» **Problem description**:
Your task is to copy every line of the records below that contains "unsplash".

» **Provided records**:
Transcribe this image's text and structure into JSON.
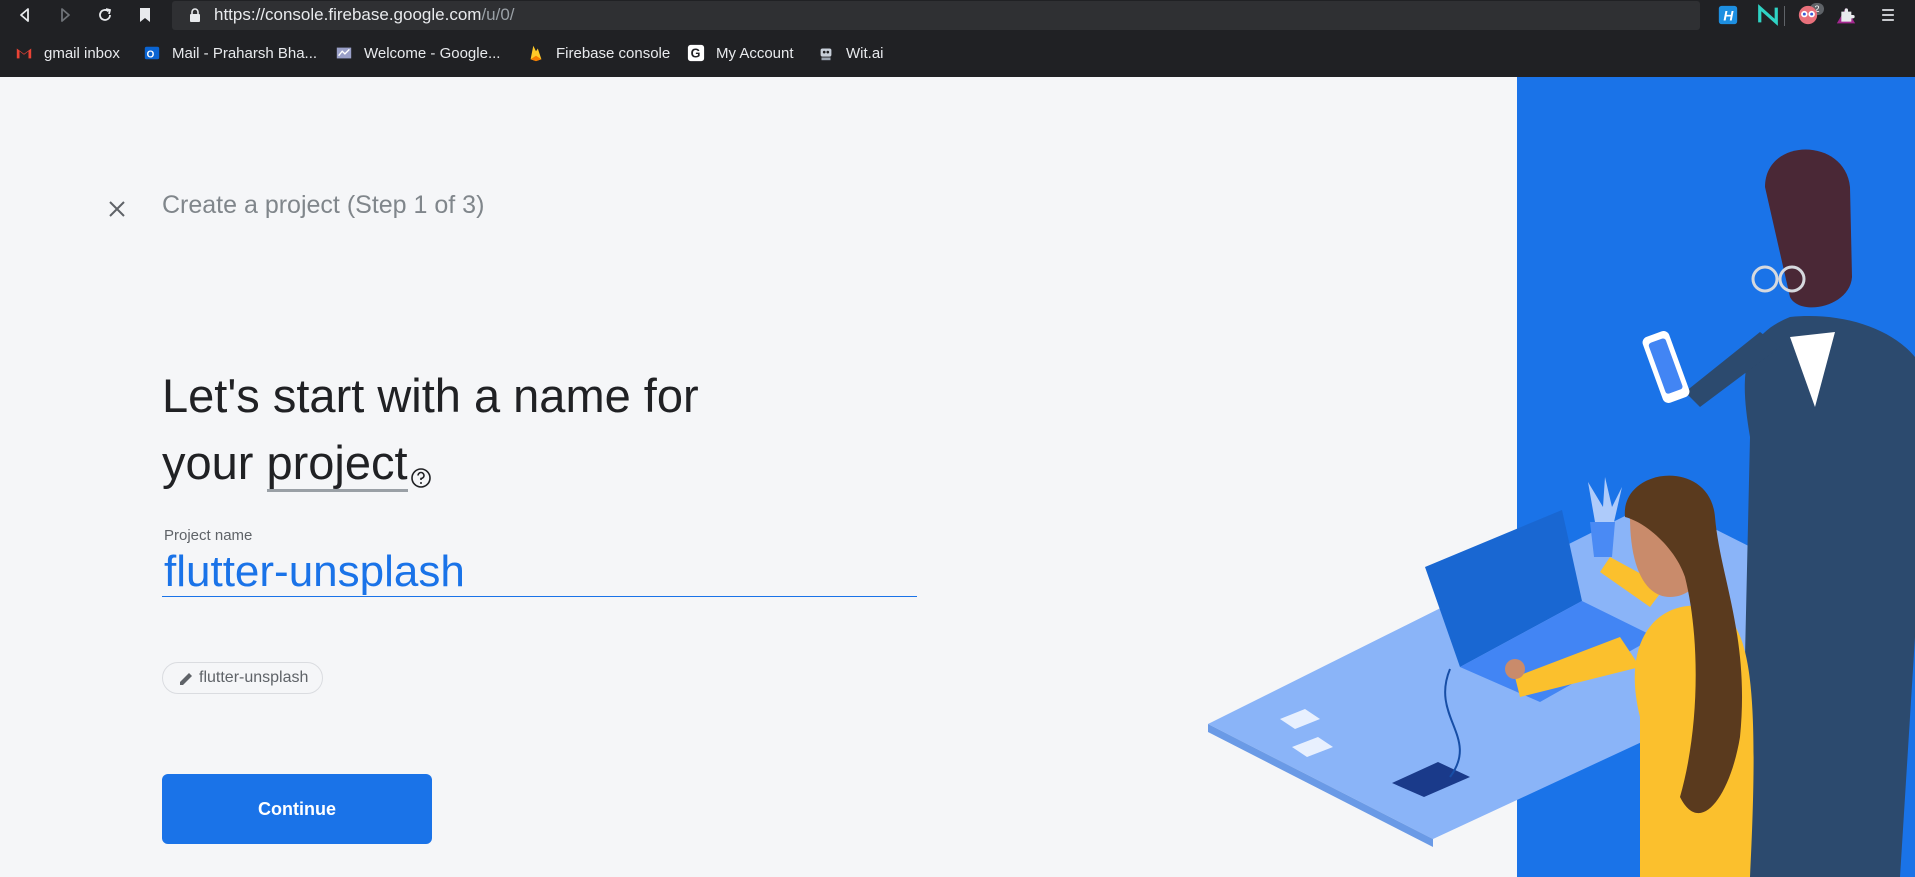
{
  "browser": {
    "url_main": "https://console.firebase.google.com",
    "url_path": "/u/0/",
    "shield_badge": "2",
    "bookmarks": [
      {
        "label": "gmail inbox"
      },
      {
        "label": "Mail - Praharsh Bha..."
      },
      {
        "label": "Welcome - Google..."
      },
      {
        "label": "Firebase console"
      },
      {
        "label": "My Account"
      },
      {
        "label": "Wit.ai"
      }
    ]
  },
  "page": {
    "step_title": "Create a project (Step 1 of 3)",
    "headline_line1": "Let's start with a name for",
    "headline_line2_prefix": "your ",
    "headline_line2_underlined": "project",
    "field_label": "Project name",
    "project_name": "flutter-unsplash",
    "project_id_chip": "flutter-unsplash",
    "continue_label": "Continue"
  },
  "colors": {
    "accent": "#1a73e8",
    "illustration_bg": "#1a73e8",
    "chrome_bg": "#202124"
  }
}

» **Exercise answer**:
    "project_name": "flutter-unsplash",
    "project_id_chip": "flutter-unsplash",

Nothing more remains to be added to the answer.